Labor Induction

When a pregnant woman is unable to continue pushing or when a caesarean section (C-section) is not feasible, labor may be induced. Labor induction is a procedure to stimulate uterine contractions before labor begins naturally. The causes for labor induction include:

  • Approaching 2 weeks beyond due date
  • Labor hasn’t started naturally
  • Water has broken, but a woman is not having contractions
  • Infection in the uterus
  • Baby has stopped growing at expected pace
  • Lack of amniotic fluid surrounding baby (oligohydramnios)
    • Leads to lung immaturity
  • Placenta has begun to deteriorate
  • Placenta peels away from inner wall of uterus before delivery
    • Partial or completely
  • Associated medical condition putting the baby at risk
    • Diabetes
    • High blood pressure
    • Hypo/hyperthyroidism.

Risks associated with labor induction are:

  • Need for C-section
  • Premature birth
  • Low heart rate (bradycardia)
    • Diminish your baby’s oxygen supply
  • Infection for mother and baby
  • Umbilical cord complications
  • Uterine rupture
  • Bleeding after delivery.

Labor induction is not for:

  • Women with prior C-section
  • Placenta blocking the cervix – placenta previa
  • Baby is lying crosswise in uterus – transverse fetal life
  • Active genital herpes infection (HSV 2)
  • Birth canal too small to allow for normal birth.

The process may only be performed in a hospital with appropriate monitoring. Women who reside in Denver should visit the Denver Holistic Center for more information. Here are some things the physician will do beforehand:

  • Strip or sweep the amniotic membranes
  • Ripen the cervix – using synthetic prostaglandins
  • Manually break a pregnant woman’s water – amniotomy or rupturing the membranes
  • Intravenous medication – oxytocin to induce labors or prevent hemorrhaging.

 

Figure 1 – This is how labor induction is done.

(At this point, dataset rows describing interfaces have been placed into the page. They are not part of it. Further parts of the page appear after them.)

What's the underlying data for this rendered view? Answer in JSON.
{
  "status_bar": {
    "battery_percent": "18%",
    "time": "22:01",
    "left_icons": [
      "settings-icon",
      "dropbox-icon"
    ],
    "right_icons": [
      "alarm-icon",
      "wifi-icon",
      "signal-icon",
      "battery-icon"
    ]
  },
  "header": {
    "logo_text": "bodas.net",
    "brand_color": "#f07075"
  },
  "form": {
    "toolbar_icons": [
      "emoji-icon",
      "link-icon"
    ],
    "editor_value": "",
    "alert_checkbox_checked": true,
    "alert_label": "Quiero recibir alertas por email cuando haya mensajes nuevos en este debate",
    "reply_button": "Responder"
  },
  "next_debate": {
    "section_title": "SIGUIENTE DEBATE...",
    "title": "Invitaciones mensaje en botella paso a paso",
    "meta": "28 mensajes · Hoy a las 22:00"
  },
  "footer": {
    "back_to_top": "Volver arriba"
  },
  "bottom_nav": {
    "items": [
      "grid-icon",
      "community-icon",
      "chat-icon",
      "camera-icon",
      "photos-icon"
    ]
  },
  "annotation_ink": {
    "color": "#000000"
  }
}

Figure 1 – This is how labor induction is done.

Figure 2 – Different stages of labor.3 Stage I (up to full dilation: Latent Phase [contractions → 4 cm] and Active Phase [4-10 cm]), Stage II (full dilation → Delivery), Stage III (Delivery of the placenta due to PG-F, blood gush → cord lengthens → fundus firms).

Figure 2 – Different stages of labor.3 Stage I (up to full dilation: Latent Phase [contractions → 4 cm] and Active Phase [4-10 cm]), Stage II (full dilation → Delivery), Stage III (Delivery of the placenta due to PG-F, blood gush → cord lengthens → fundus firms).

Conclusively, this is a risky procedure and each and every pregnant woman should be made fully aware of the risks and impediments.